Sustainable approach to employee engagement
According to the latest research from Hay Group, British workers are the most disengaged and the second most frustrated in Western Europe. Similarly, a survey by Aon last month found that almost half of employees would leave if they could find another job. And the CIPD reports that less than a third of staff trust their leaders to act in their best interests.
The mantra of employee engagement is that an unengaged workforce is also a low performing one. But given recent events, it’s not surprising that large sections of the workforce lack genuine engagement and commitment and are buckling down simply pleased to have a job.
Raising levels of employee performance
One of the responses to this has been to encourage employees to find meaning and purpose through their work. The CIPD’s Shaping the Future research programme, for example, describes effective engagement as being ‘the extent to which organisations [are] able to engender a sense of shared purpose among their employees’ and outlines the importance of ‘employees developing an emotional connection to their organisation’s purpose, internalising it and practising it in their daily routines’.
Others are more outspoken, arguing that the key to raising levels of employee performance is to provide ‘meaning for individuals beyond making money which in turn unlocks discretionary effort’ or that employers need to strike a new contract with their people in which they say, ‘We’ll make your job (and life) more meaningful. You give us your hearts and minds’.
Sustainable business or failure and derailment?
Experience – as well as our research – shows that if it’s done effectively, employees start to believe their outlook and interests are identical to those of the organisation.
Why should this be a problem you might ask? Well, if you are unable to distinguish between your own outlook and interests and that of the organisation for which you work, you tend to pursue your goals regardless, without bothering too much about your responsibility for others or what the outcomes of your actions might mean for them. When you put this beside the behaviour of the investment bankers that precipitated the global financial crisis as well as, previously, those in Enron and Andersen, you begin to get the picture.
Our research illuminated the dynamics in the relationship between leaders and their organisations that can either lead towards long term, sustainable success or business failure and derailment. We found there was a symbiotic relationship between work addicted, highly absorptive corporate cultures and those whom the organisation regarded as its brightest and best.
A large proportion of these rising young stars had little sense of their own purpose and identity. The organisation created an environment in which they could get lost in the process of work, using it as a fix to get ahead, be successful, and avoid feeling. Providing them with a purpose to which they could align their careers had the effect of creating work-addicted, corporate careerists rather than leaders – with little sense of self.
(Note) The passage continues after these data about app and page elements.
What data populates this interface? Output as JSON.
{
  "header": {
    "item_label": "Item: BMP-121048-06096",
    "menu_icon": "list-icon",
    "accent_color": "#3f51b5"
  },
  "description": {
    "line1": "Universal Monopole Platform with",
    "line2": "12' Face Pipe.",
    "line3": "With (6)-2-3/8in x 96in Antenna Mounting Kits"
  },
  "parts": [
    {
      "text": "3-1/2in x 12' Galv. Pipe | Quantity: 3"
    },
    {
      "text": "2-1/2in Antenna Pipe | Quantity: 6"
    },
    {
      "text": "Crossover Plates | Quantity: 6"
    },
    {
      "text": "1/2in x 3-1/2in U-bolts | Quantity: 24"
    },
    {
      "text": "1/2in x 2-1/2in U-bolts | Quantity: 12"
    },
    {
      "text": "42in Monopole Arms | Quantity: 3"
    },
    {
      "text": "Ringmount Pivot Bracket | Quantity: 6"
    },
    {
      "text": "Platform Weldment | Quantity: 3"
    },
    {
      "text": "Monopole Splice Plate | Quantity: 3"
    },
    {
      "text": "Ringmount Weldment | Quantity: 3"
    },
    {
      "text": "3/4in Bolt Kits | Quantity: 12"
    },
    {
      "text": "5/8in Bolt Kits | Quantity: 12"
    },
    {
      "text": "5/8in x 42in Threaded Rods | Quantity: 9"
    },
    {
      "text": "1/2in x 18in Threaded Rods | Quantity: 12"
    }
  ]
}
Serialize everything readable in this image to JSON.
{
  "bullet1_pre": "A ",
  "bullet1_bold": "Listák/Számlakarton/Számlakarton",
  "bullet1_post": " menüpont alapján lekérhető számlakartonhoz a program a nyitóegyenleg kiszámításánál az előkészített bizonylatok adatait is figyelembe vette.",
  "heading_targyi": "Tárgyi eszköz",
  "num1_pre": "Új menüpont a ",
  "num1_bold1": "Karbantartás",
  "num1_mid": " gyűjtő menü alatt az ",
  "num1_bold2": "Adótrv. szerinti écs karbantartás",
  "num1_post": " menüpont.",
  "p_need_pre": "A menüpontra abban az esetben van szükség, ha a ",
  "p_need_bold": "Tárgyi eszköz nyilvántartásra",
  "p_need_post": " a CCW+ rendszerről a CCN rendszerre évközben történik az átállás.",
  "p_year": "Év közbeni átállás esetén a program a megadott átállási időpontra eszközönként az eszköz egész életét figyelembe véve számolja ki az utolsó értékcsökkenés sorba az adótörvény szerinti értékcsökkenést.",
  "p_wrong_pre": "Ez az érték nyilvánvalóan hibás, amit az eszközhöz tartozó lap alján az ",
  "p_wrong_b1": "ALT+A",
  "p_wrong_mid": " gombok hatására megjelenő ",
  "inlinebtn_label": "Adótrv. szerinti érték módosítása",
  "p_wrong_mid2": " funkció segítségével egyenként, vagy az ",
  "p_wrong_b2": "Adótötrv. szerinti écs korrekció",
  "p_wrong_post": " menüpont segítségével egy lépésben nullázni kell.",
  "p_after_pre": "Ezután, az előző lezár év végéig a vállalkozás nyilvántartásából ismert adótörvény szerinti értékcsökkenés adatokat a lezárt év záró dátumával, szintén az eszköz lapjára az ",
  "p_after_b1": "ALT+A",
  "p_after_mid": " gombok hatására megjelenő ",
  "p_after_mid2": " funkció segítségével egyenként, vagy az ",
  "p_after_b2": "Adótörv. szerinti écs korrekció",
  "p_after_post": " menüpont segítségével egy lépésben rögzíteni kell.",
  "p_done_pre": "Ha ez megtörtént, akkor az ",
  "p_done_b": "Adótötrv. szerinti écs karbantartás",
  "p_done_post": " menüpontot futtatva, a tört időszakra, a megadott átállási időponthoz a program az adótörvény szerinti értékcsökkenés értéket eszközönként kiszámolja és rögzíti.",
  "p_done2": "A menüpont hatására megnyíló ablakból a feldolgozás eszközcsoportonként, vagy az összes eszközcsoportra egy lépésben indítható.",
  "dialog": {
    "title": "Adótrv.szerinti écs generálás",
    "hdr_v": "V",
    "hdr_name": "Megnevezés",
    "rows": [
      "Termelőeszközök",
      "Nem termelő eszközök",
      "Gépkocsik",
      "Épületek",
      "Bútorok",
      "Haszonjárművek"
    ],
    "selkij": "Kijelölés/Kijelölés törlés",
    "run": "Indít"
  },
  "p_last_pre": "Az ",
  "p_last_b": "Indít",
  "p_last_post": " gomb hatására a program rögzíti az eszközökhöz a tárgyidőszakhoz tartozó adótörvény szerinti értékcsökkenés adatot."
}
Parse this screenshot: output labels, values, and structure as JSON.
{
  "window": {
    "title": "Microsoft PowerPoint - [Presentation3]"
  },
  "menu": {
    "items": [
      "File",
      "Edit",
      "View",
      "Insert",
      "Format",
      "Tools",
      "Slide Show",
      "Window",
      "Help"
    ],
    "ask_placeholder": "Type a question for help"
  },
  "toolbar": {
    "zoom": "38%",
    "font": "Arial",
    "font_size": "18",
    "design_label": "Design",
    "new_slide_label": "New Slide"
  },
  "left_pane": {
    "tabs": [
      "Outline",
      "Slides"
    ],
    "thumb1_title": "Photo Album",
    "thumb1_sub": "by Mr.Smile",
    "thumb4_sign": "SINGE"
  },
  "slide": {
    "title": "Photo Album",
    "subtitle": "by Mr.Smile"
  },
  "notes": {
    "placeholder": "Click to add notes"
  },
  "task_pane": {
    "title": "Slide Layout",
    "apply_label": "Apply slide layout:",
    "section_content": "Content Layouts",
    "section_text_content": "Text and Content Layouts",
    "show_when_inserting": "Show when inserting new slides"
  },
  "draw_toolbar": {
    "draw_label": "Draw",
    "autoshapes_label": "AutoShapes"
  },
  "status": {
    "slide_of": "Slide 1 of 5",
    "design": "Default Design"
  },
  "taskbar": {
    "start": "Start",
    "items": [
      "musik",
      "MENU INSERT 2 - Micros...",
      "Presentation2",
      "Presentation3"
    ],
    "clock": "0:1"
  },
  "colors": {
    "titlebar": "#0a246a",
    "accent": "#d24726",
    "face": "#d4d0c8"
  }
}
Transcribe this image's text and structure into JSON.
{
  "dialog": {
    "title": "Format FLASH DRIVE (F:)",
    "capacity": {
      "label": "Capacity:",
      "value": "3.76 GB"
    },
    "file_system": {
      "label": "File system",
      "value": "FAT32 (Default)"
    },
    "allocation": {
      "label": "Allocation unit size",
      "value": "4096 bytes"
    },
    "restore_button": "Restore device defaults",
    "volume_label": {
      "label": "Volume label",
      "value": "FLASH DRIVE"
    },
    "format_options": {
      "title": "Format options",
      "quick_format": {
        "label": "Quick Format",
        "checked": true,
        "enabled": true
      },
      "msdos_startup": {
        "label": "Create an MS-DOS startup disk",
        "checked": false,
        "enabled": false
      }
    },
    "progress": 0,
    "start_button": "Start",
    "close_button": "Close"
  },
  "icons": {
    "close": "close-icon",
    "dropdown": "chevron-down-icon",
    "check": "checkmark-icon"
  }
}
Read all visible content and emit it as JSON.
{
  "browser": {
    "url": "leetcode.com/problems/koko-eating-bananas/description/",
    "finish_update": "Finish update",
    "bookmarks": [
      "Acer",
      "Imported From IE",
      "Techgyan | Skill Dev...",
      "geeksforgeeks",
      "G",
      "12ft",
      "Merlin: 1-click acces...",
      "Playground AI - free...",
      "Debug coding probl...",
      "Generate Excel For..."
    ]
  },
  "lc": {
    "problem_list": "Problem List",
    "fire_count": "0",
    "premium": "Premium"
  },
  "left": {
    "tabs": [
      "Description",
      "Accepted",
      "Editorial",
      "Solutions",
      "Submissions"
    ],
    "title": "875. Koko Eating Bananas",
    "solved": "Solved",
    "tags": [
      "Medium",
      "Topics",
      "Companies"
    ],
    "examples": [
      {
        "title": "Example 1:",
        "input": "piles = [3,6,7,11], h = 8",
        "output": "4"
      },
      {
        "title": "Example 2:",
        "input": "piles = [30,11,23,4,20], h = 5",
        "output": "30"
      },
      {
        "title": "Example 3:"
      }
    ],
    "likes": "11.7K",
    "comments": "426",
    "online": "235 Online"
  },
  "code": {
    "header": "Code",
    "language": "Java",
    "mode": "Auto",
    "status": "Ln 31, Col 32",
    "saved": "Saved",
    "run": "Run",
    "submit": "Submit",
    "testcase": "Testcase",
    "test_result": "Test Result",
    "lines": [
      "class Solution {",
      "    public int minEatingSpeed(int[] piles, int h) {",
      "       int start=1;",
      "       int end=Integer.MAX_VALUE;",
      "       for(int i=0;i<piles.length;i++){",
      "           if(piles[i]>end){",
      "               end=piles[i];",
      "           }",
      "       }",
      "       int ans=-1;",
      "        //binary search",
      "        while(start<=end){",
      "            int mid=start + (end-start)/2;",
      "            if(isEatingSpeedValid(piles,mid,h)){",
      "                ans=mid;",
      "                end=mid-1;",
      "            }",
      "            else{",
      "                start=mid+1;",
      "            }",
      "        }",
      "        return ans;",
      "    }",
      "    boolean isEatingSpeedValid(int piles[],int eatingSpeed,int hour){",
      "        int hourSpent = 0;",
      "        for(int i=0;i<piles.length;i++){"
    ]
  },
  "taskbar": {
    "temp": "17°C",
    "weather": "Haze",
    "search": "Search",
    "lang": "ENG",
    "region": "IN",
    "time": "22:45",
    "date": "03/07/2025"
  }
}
It also created a fertile environment for job burnout to occur because it reinforced the unhealthy, co-dependent relationship they had with their work, in which the story of the organisation and their role within it had become their story.
Supporting your employees
Meaning and purpose have to be satisfied at an individual level and cannot either practically or ethically be satisfied at a collective one. Using work as a substitute for identity – for meaning and purpose in one’s life – eventually leads to anomie, where employees have no rooted sense of self or character, over-accommodate themselves to others and lose their moral compass and sense of purpose.
So if supplying employees with ready made purpose is unethical and unsustainable at a human as well as business level, what’s the alternative for the enlightened organisation looking to sustainably engage its workforce?
We believe it is to support employees in finding their own purpose and exploring how this relates to the organisation’s purpose. In essence we are proposing a transparent process in which employees explicitly negotiate the relationship between their own sense of personal purpose and that of the organisation.
In practice this means finding the appropriate forum for employees to play an active, conscious role in determining how they engage with their organisation.
Leadership and other development programmes provide an environment in which this ‘negotiated engagement’ can be done safely and as part of an overall learning agenda. Having explored the organisation’s purpose and dominant cultural norms, get programme participants to define to which aspects do they feel committed? Which aspects do they simply accept – to which they do not feel committed, but equally they do not feel strongly enough about to change? And finally, which aspects do they seek to change?
Emotional connection between employee and employer
We believe that sustainable organisation performance is dependent on there being sufficient congruence between employees’ personal purpose and the shared purpose of the organisation. In order for employees to develop an emotional connection to that shared purpose, it is necessary for an employee’s personal purpose to be allowed to flourish, and thus to make human life within the organisation sustainable.
The employee as powerful agent in relationship with the organisation is one of the key hallmarks of what we call ‘sustainable engagement’. It challenges old thinking about mangers decreeing and employees implementing, and makes the health of the relationship between the organisation and the individual employee central to organisation performance.
Most of all, it enables a move from authoritarian to participative cultures, fostering a more distributed model of leadership and a more widely shared sense of responsibility and ethical practice in our corporations.